Let’s step back a moment. After thinking about the issue for a while, I spent some time trawling the Web for articles on “ableist” language. And there are a lot. Some would have it that if you describe someone as “paralyzed by fear”, this is ableist. As is “deaf to any rational argument”. Or “blind to the facts”. Indeed, pretty well all body metaphors are perceived by some as being ableist. I even saw an argument that the term “a fat lie” was “sizeist”.
Yes, the regulars here can see where this is going. For me, the most interesting arguments were that we need to avoid terms like “blind fury” (which happens to be my handle on a couple of other forums), “insight”, “I see” in the sense of “I understand” and no end of other sight-related metaphors. This made me laugh. At least until I thought about it and it made me angry. Very angry.
Do you know something? I actually (slightly) object to being referred to as “visually impaired”, which is the most widespread “acceptable” term nowadays. It stresses the fact that I have an “impairment” far more than ever the term “blind” does. Even worse is the term “VI”, as in “the VI community” (although many blind and partially sighted people choose to identify themselves as “visually impaired” or “VI”, which is fine - I happen to disagree, but that's fine too). I am blind, or more accurately, as they put it on my certificate “severely sight impaired (blind)”. I do have a disability. And there are things I cannot now do that sighted people can do easily. I cope with it more or less well, depending largely on the state of the weather and the mood my dog is in. What I do not need is still more euphemisms for the disability that I have or the patronizing assumption that I am too stupid to realize the difference between offensive language and good, useful metaphorical language.
It has been an eye-opener for me to spend time with people who have been totally blind since birth and listen to them using language such as “I watched a film last night”, or to have me tell them exactly what colour a ceanothus bloom is. There is a glittering array of metaphors in the language derived from vision, the ones in this paragraph being shining examples. Are we to drop these from our vocabulary because these blind people (poor lambs) find them offensive or are incapable of understanding the meaning of them? To me at least, it is blindingly obvious that disabled people find it far more discomfiting to seepeople tiptoe over eggshells, watching their every word in an attempt to avoid the appearance that they are being insensitive about someone's disability.
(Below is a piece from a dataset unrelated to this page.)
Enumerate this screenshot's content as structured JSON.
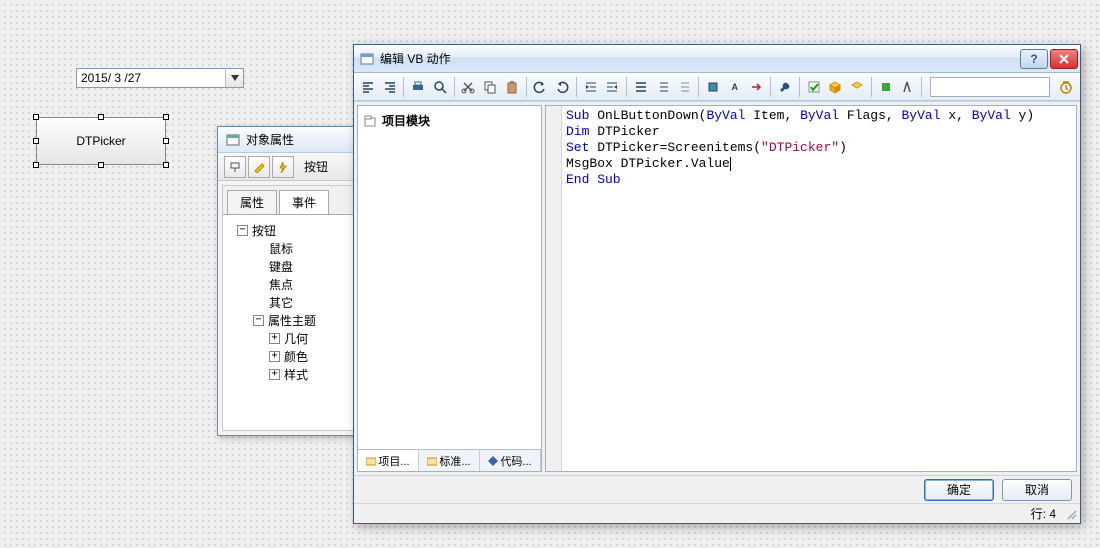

This is far more patronizing and places the focus firmly on the disability and not the person.
For me at least, I would be far more interested in being able to get a national newspaper or magazine in Braille (which I cannot), or to see platform announcements reinstated at my local train stations, rather than read the patronizing drivel written by self-appointed protectors of these poor disabled people in respect of what may or may not be offensive. I am confronted with quite enough verbal abuse on a day-to-day basis (my favourite one recently was “Look what you are doing with that stick, you blind c**t”) to worry one iota about people using perfectly good visual metaphors that relate to a sense that I have largely lost now.
But to return to Owen Smith and his “lunatic” metaphor. Should I be upset by this? The answer is yes. But not because the language is “ableist”. It is not. It is metaphorical, and this metaphorical use has been the only use in English for many years now. I am upset because once again Owen Smith has dragged the political debate to the level of playground insults. But what can you expect from a benighted ignoramus?
Point out the errors of my ways. Show me where my thinking is obscure or even opaque. Enlighten me if you can. Explain to me where my vision of an intelligent and careful use of language breaks down. I challenge you.